FT Alphaville has picked up on my friend James Sweeney's latest, and since James cites the latest writings by other friends Zoltan Pozsar, Manmohan Singh, as well as my own most recent, the piece reads like a discussant's comments on a shadow banking symposium. (Further discussion here.) As one of the putative participants of that symposium, I am roused to respond.
One of the things that made me a bit cautious about Sweeney, when I first read his stuff, was his fixation on measuring the quantity of money. I had taken to heart Fischer Black's dictum, in his first published article in 1970, that in a world of uncontrolled banking:
"it would not be possible to give any reasonable definition of the quantity of money. The payments mechanism in such a world would be very efficient, but money in the usual sense would not exist. Thus neither the quantity theory of money nor the liquidity preference theory of money would be applicable."
Coming from this point of view, Sweeney's work looks a bit like an attempt to revive the quantity theory of money by expanding the definition of money to include shadow money. The collapse of this shadow supply of money, he says, is the monetary shock that caused the crisis, and the expansion of the public supply of money is the policy response that put a floor on the crisis. So far, so MV=PY.
Now back in 1970 Fischer was thinking about the world of his friend Jack Treynor's CAPM, a world of risky equity securities and short term riskfree bank deposits, in which those wealthholders with the greatest tolerance for risk increase their exposure by borrowing (from banks) while those with the least tolerance for risk decrease their exposure by lending (to banks). For Fischer, the important consequence of this way of thinking was that asset prices, not only the price of risk but also the risk free rate, reflect the balance at any moment between the bulls and the bears, not the actions of the central bank. I call this the "finance view".
Sweeney's world, by contrast to Fischer's, is a world of risky and safe debt, which is to say a world of shadow banking. Safe debt is more or less a perfect substitute for a bank deposit, since at any moment it can be used as collateral to obtain a bank deposit. Risky debt is a less perfect substitute, because its price is less stable and also (because of that), the haircut for use as collateral is a lot higher and more volatile.
As I say, I worried about Sweeney, until I saw the connection between his world and Fischer's. The connection is this. Risky debt is just safe debt plus an interest rate swap and a credit default swap. Fischer himself emphasized this in an unpublished paper from 1970:
“Thus a long term corporate bond could actually be sold to three separate persons. One would supply the money for the bond; one would bear the interest rate risk; and one would bear the risk of default. The last two would not have to put up any capital for the bonds, although they might have to post some sort of collateral.”

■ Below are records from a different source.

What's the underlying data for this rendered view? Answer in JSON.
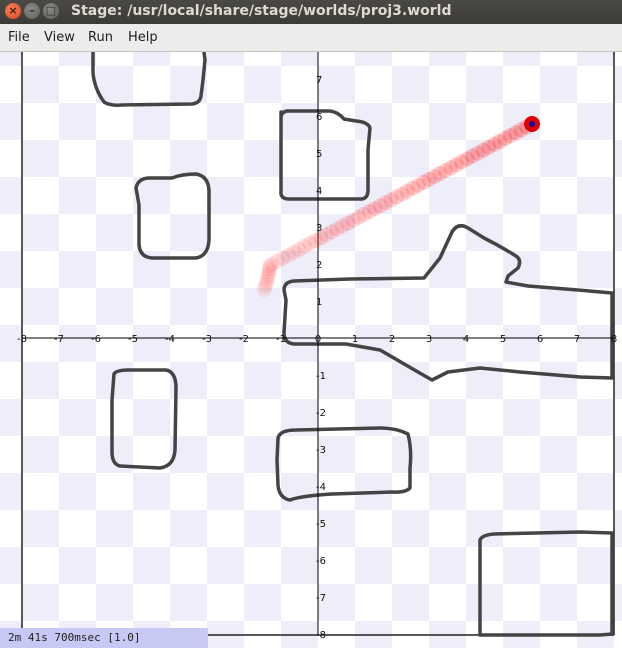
{
  "window": {
    "title": "Stage: /usr/local/share/stage/worlds/proj3.world",
    "close_glyph": "×",
    "minimize_glyph": "–",
    "maximize_glyph": "□"
  },
  "menu": {
    "items": [
      {
        "label": "File"
      },
      {
        "label": "View"
      },
      {
        "label": "Run"
      },
      {
        "label": "Help"
      }
    ]
  },
  "world": {
    "x_ticks": [
      "-8",
      "-7",
      "-6",
      "-5",
      "-4",
      "-3",
      "-2",
      "-1",
      "0",
      "1",
      "2",
      "3",
      "4",
      "5",
      "6",
      "7",
      "8"
    ],
    "y_ticks": [
      "7",
      "6",
      "5",
      "4",
      "3",
      "2",
      "1",
      "-1",
      "-2",
      "-3",
      "-4",
      "-5",
      "-6",
      "-7",
      "-8"
    ],
    "colors": {
      "checker_light": "#ffffff",
      "checker_dark": "#eeeefb",
      "obstacle": "#444444",
      "trail": "#ff2020",
      "robot_body": "#e00000",
      "robot_center": "#1010a0"
    }
  },
  "status": {
    "text": "2m 41s 700msec [1.0]"
  }
}
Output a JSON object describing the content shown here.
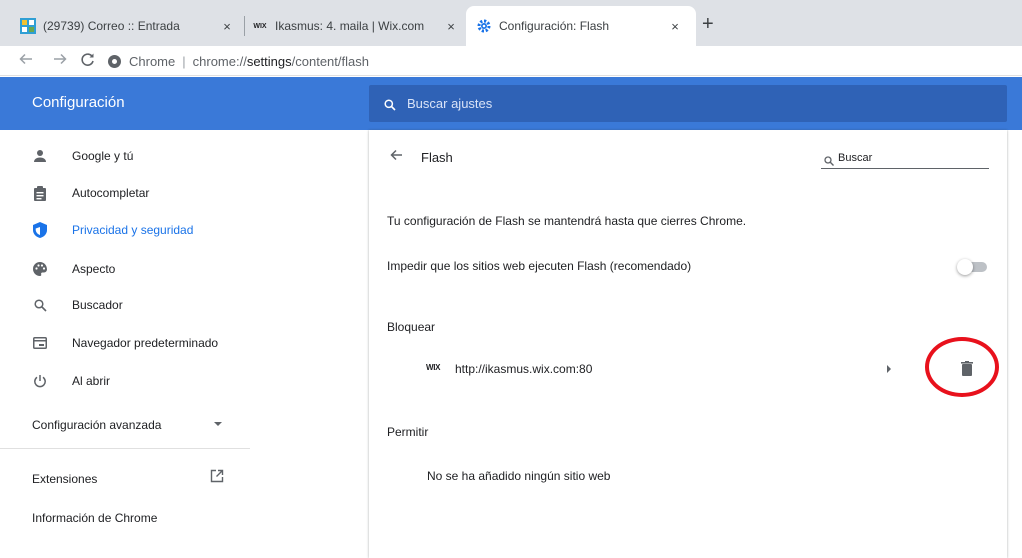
{
  "browser": {
    "tabs": [
      {
        "title": "(29739) Correo :: Entrada",
        "icon": "mail-app-icon"
      },
      {
        "title": "Ikasmus: 4. maila | Wix.com",
        "icon": "wix-icon",
        "favicon_text": "WIX"
      },
      {
        "title": "Configuración: Flash",
        "icon": "settings-gear-icon",
        "active": true
      }
    ],
    "new_tab": "+",
    "close_glyph": "×",
    "address_bar": {
      "label": "Chrome",
      "separator": "|",
      "url_prefix": "chrome://",
      "url_path": "settings",
      "url_rest": "/content/flash"
    }
  },
  "header": {
    "title": "Configuración",
    "search_placeholder": "Buscar ajustes"
  },
  "sidebar": {
    "items": [
      {
        "label": "Google y tú",
        "icon": "person-icon"
      },
      {
        "label": "Autocompletar",
        "icon": "clipboard-icon"
      },
      {
        "label": "Privacidad y seguridad",
        "icon": "shield-icon",
        "active": true
      },
      {
        "label": "Aspecto",
        "icon": "palette-icon"
      },
      {
        "label": "Buscador",
        "icon": "search-icon"
      },
      {
        "label": "Navegador predeterminado",
        "icon": "browser-window-icon"
      },
      {
        "label": "Al abrir",
        "icon": "power-icon"
      }
    ],
    "advanced_label": "Configuración avanzada",
    "extensions_label": "Extensiones",
    "about_label": "Información de Chrome"
  },
  "main": {
    "page_title": "Flash",
    "search_placeholder": "Buscar",
    "notice": "Tu configuración de Flash se mantendrá hasta que cierres Chrome.",
    "toggle_label": "Impedir que los sitios web ejecuten Flash (recomendado)",
    "toggle_on": false,
    "block_section": "Bloquear",
    "blocked_sites": [
      {
        "favicon_text": "WIX",
        "url": "http://ikasmus.wix.com:80"
      }
    ],
    "allow_section": "Permitir",
    "allow_empty": "No se ha añadido ningún sitio web"
  },
  "colors": {
    "header_bg": "#3a79d8",
    "search_bg": "#2f62b6",
    "accent": "#1a73e8",
    "annotation_circle": "#e8111c"
  }
}
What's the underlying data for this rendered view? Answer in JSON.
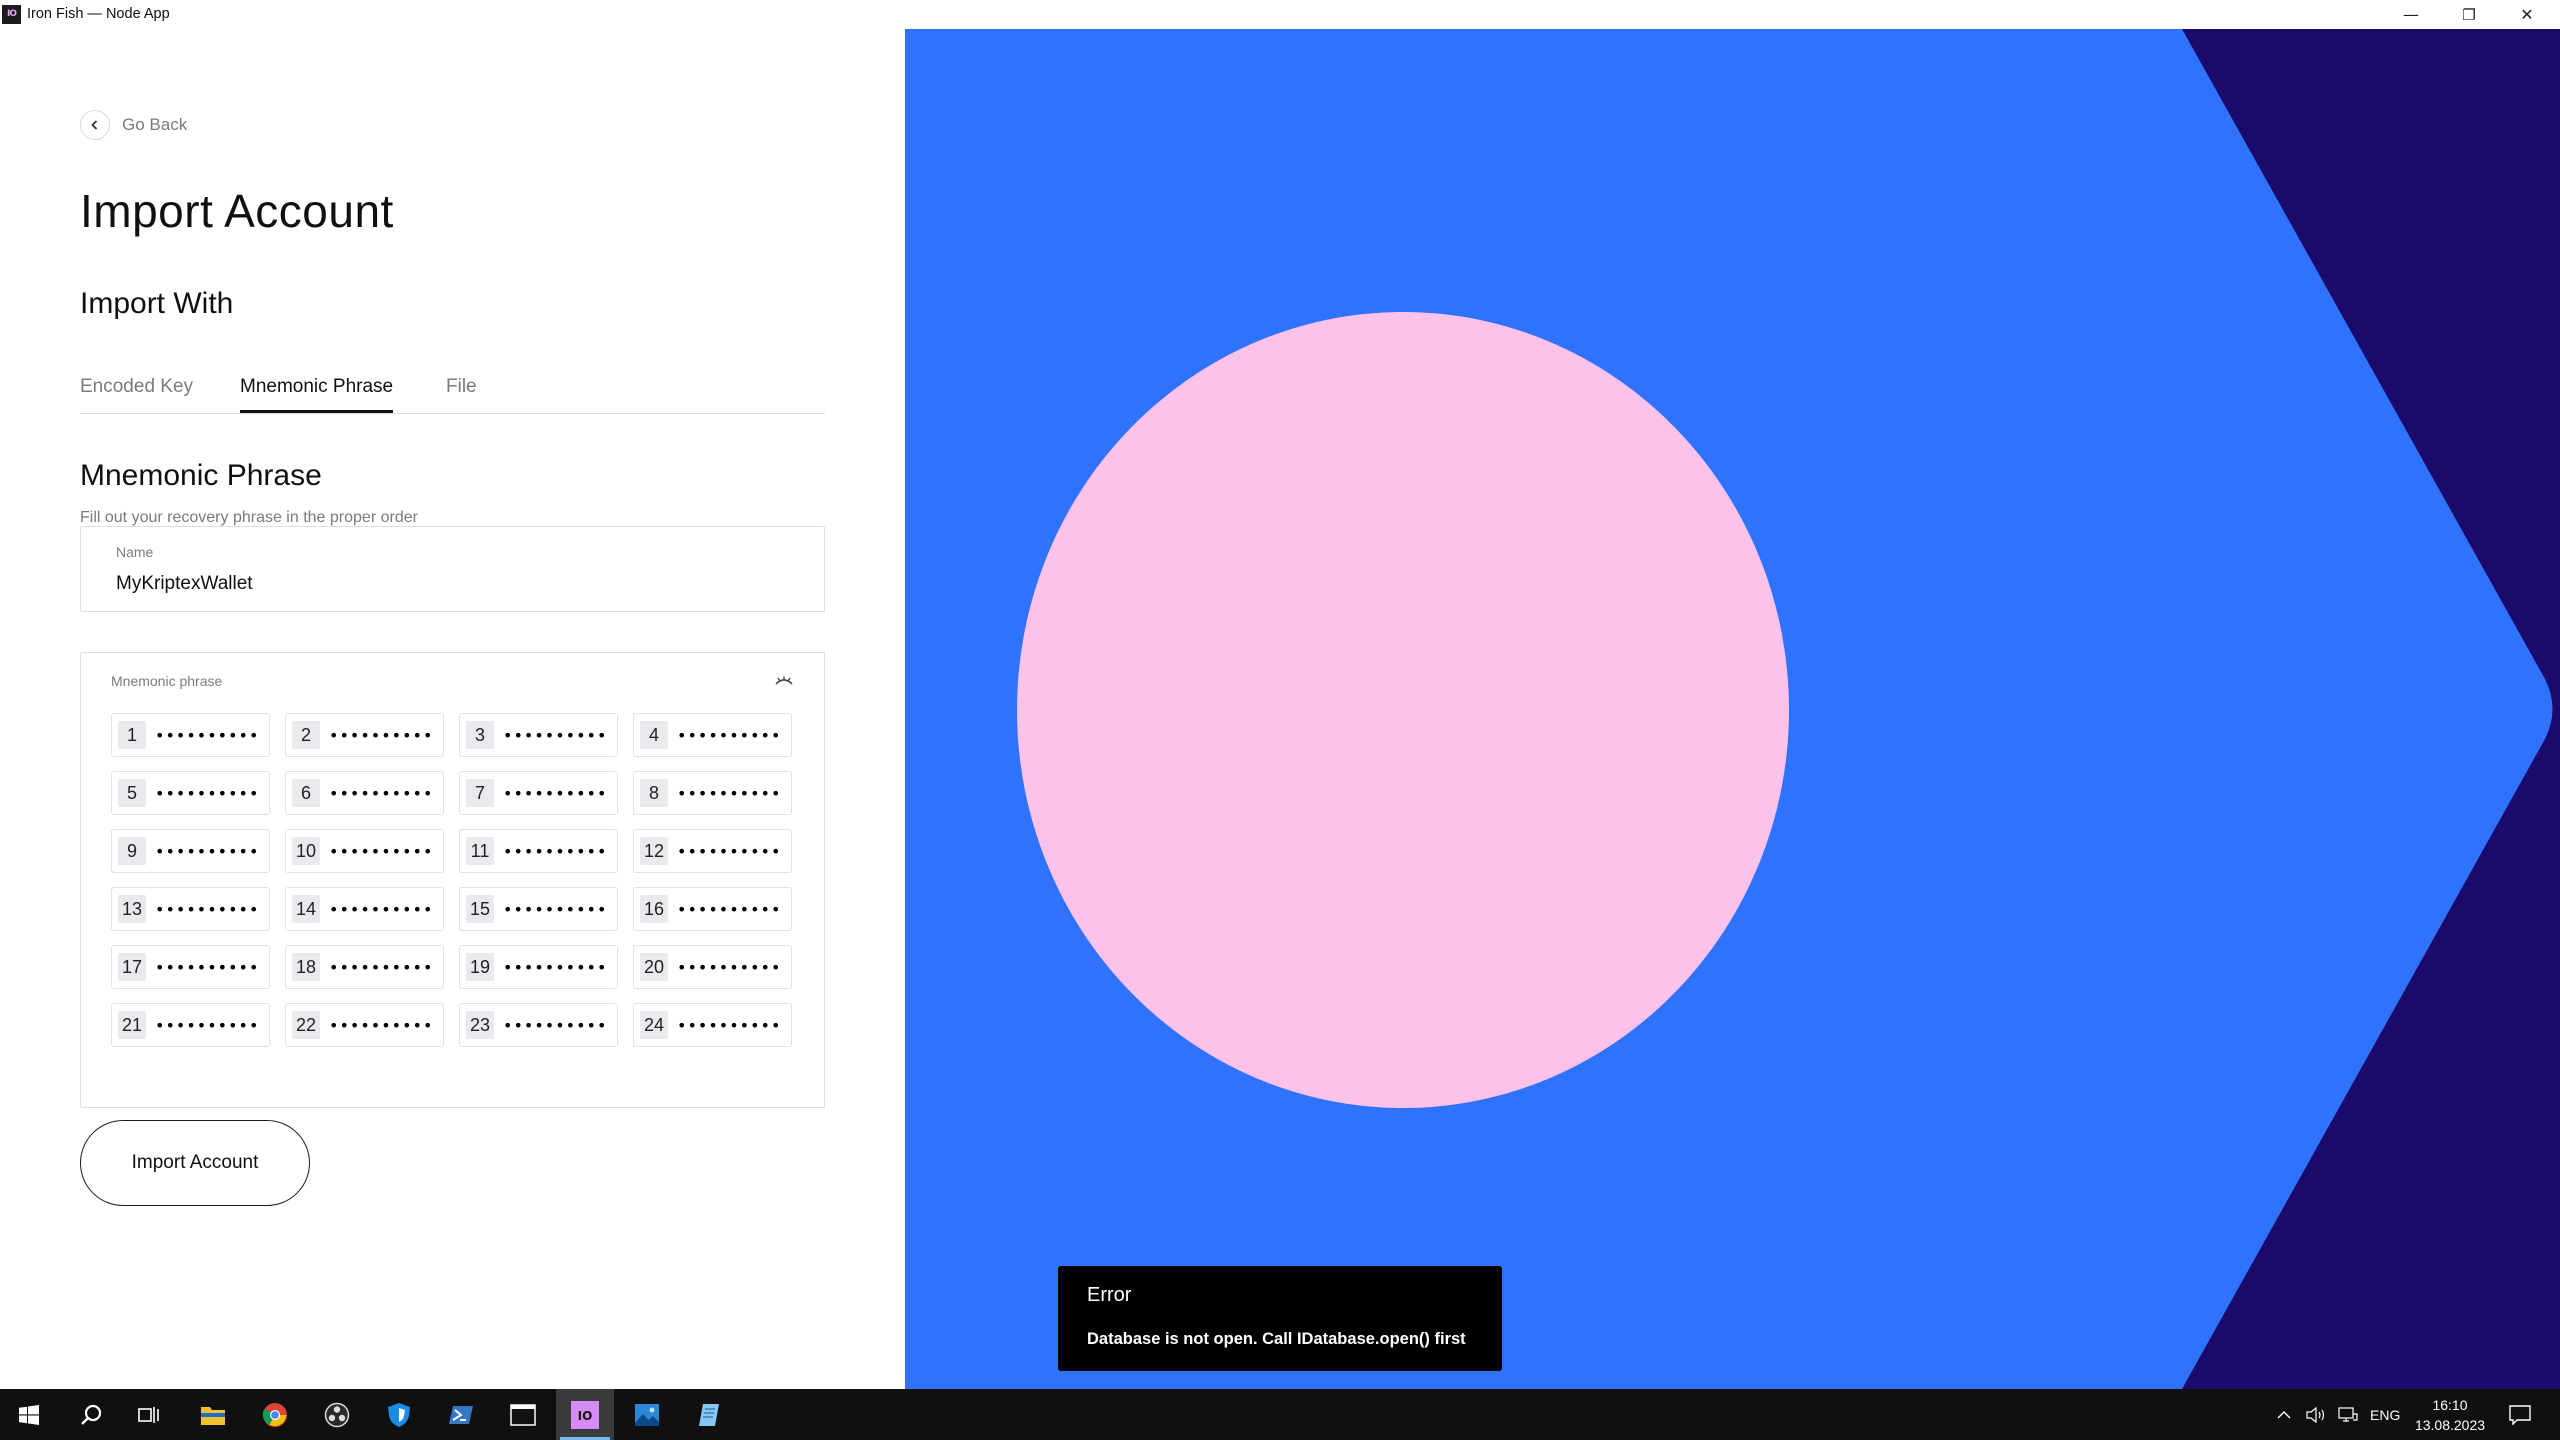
{
  "window": {
    "title": "Iron Fish — Node App",
    "app_icon_text": "IO",
    "controls": {
      "minimize": "—",
      "restore": "❐",
      "close": "✕"
    }
  },
  "left": {
    "go_back": "Go Back",
    "page_title": "Import Account",
    "import_with": "Import With",
    "tabs": [
      {
        "label": "Encoded Key",
        "active": false
      },
      {
        "label": "Mnemonic Phrase",
        "active": true
      },
      {
        "label": "File",
        "active": false
      }
    ],
    "section_title": "Mnemonic Phrase",
    "section_subtitle": "Fill out your recovery phrase in the proper order",
    "name_field": {
      "label": "Name",
      "value": "MyKriptexWallet"
    },
    "mnemonic": {
      "label": "Mnemonic phrase",
      "mask": "••••••••••",
      "words": [
        "1",
        "2",
        "3",
        "4",
        "5",
        "6",
        "7",
        "8",
        "9",
        "10",
        "11",
        "12",
        "13",
        "14",
        "15",
        "16",
        "17",
        "18",
        "19",
        "20",
        "21",
        "22",
        "23",
        "24"
      ]
    },
    "import_button": "Import Account"
  },
  "art": {
    "colors": {
      "blue": "#2f73fd",
      "navy": "#1a0a6b",
      "pink": "#fdc2ea"
    }
  },
  "toast": {
    "title": "Error",
    "message": "Database is not open. Call IDatabase.open() first"
  },
  "taskbar": {
    "apps": [
      "start-icon",
      "search-icon",
      "task-view-icon",
      "file-explorer-icon",
      "chrome-icon",
      "obs-icon",
      "shield-app-icon",
      "powershell-icon",
      "terminal-icon",
      "ironfish-app-icon",
      "photos-icon",
      "notepad-icon"
    ],
    "tray": {
      "language": "ENG",
      "time": "16:10",
      "date": "13.08.2023"
    }
  }
}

Fischer's dream in 1970 is our current reality. What Sweeney measures as the quantity of shadow money is not so much the quantity of money as money is traditionally understood; rather it is the monetary value of available collateral.
From this point of view, my most recent paper can be thought of as an attempt to see the shadow banking system through the eyes of Fischer Black. What is important, from that point of view, is not so much the balance between the risk tolerant and the risk intolerant, but rather the balance between two kinds of financial intermediaries that I call the Capital Funding Bank and the Asset Manager. In accounting terms their balance sheets are mirror images, but it is the movement of prices--the prices of risk as well as the riskfree rate--that make these two types of agents happy to hold those balance sheets at any moment.

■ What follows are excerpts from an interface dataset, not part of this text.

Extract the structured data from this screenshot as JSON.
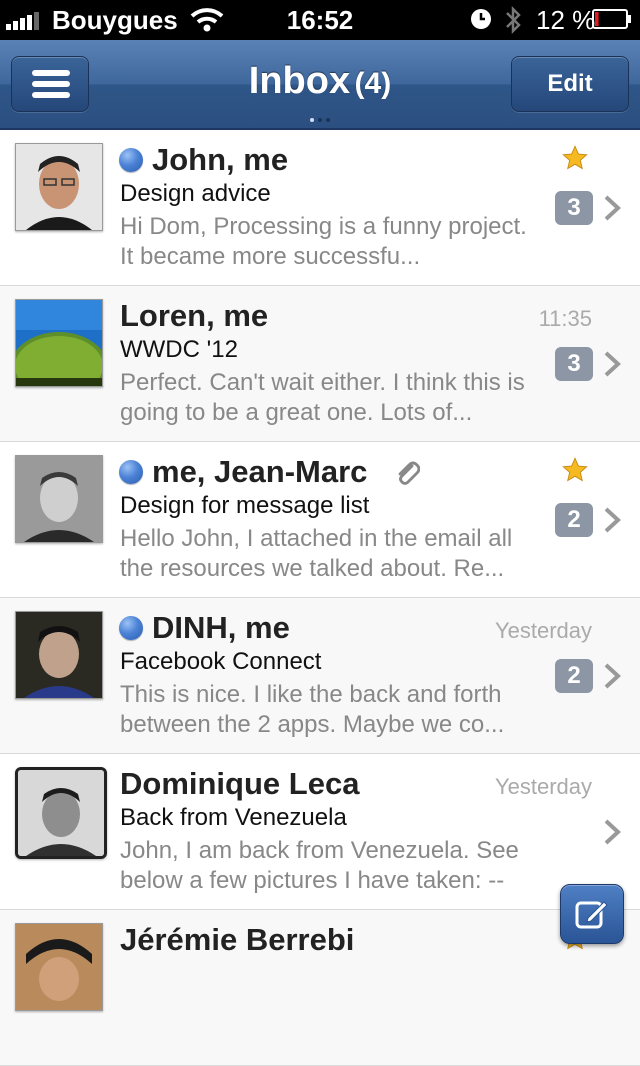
{
  "status_bar": {
    "carrier": "Bouygues",
    "time": "16:52",
    "battery_percent": "12 %",
    "battery_level": 0.12
  },
  "nav": {
    "title": "Inbox",
    "count": "(4)",
    "edit_label": "Edit",
    "menu_icon": "hamburger-menu-icon"
  },
  "messages": [
    {
      "sender": "John, me",
      "subject": "Design advice",
      "preview": "Hi Dom, Processing is a funny project. It became more successfu...",
      "date": "",
      "unread": true,
      "starred": true,
      "attachment": false,
      "count": "3"
    },
    {
      "sender": "Loren, me",
      "subject": "WWDC '12",
      "preview": "Perfect. Can't wait either. I think this is going to be a great one. Lots of...",
      "date": "11:35",
      "unread": false,
      "starred": false,
      "attachment": false,
      "count": "3"
    },
    {
      "sender": "me, Jean-Marc",
      "subject": "Design for message list",
      "preview": "Hello John, I attached in the email all the resources we talked about. Re...",
      "date": "",
      "unread": true,
      "starred": true,
      "attachment": true,
      "count": "2"
    },
    {
      "sender": "DINH, me",
      "subject": "Facebook Connect",
      "preview": "This is nice. I like the back and forth between the 2 apps. Maybe we co...",
      "date": "Yesterday",
      "unread": true,
      "starred": false,
      "attachment": false,
      "count": "2"
    },
    {
      "sender": "Dominique Leca",
      "subject": "Back from Venezuela",
      "preview": "John, I am back from Venezuela. See below a few pictures I have taken: -- D...",
      "date": "Yesterday",
      "unread": false,
      "starred": false,
      "attachment": false,
      "count": ""
    },
    {
      "sender": "Jérémie Berrebi",
      "subject": "",
      "preview": "",
      "date": "",
      "unread": false,
      "starred": true,
      "attachment": false,
      "count": ""
    }
  ],
  "colors": {
    "nav_blue": "#3e679c",
    "unread_dot": "#4c83d6",
    "badge_gray": "#8c96a4",
    "star_gold": "#f5b921"
  }
}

Where I depart from Fischer of 1970 is my emphasis, following the Money View, on the dealers that stand in between the Capital Funding Bank and the Asset Manager. I emphasize two types, the Global Money Dealer who trades in money and the Derivatives Dealer who trades in risk.

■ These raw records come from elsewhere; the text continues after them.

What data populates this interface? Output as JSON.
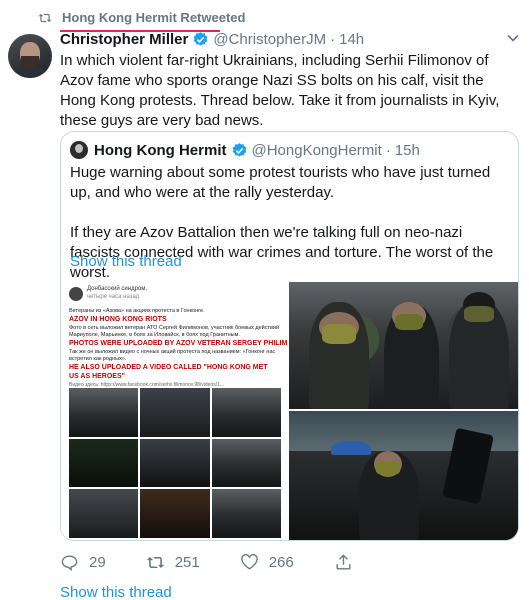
{
  "retweet": {
    "label": "Hong Kong Hermit Retweeted",
    "icon": "retweet-icon"
  },
  "tweet": {
    "author_name": "Christopher Miller",
    "author_handle": "@ChristopherJM",
    "separator": "·",
    "time": "14h",
    "text": "In which violent far-right Ukrainians, including Serhii Filimonov of Azov fame who sports orange Nazi SS bolts on his calf, visit the Hong Kong protests. Thread below. Take it from journalists in Kyiv, these guys are very bad news."
  },
  "quoted": {
    "author_name": "Hong Kong Hermit",
    "author_handle": "@HongKongHermit",
    "separator": "·",
    "time": "15h",
    "paragraph1": "Huge warning about some protest tourists who have just turned up, and who were at the rally yesterday.",
    "paragraph2": "If they are Azov Battalion then we're talking full on neo-nazi fascists connected with war crimes and torture. The worst of the worst.",
    "show_thread": "Show this thread"
  },
  "screenshot_doc": {
    "channel": "Донбасский синдром,",
    "channel_sub": "четыре часа назад",
    "line1": "Ветераны из «Азова» на акциях протеста в Гонконге.",
    "red1": "AZOV IN HONG KONG RIOTS",
    "line2": "Фото в сеть выложил ветеран АТО Сергей Филимонов, участник боевых действий",
    "line3": "Мариуполе, Марьинке, в боях за Иловайск, в боях под Гранитным.",
    "red2": "PHOTOS WERE UPLOADED BY AZOV VETERAN SERGEY PHILIMONOV",
    "line4": "Так же он выложил видео с ночных акций протеста под названием: «Гонконг нас",
    "line5": "встретил как родных».",
    "red3": "HE ALSO UPLOADED A VIDEO CALLED \"HONG KONG MET US AS HEROES\"",
    "link": "Видео здесь: https://www.facebook.com/serhii.filimonov.98/videos/1..."
  },
  "actions": {
    "reply_count": "29",
    "retweet_count": "251",
    "like_count": "266"
  },
  "show_thread": "Show this thread",
  "colors": {
    "link": "#1b95e0",
    "secondary": "#657786",
    "border": "#ccd6dd",
    "verified": "#1da1f2"
  }
}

In emphasizing the role of these dealers as market makers, I provide a way of understanding the role of the central bank in the modern market-based credit system. Backstopping both of these kinds of dealers, the central bank serves fundamentally as dealer of last resort. Abstracting from market makers, as Fischer did, means abstracting from the reason for a central bank. Bringing market makers back in, as I do, means also bringing the central bank back in.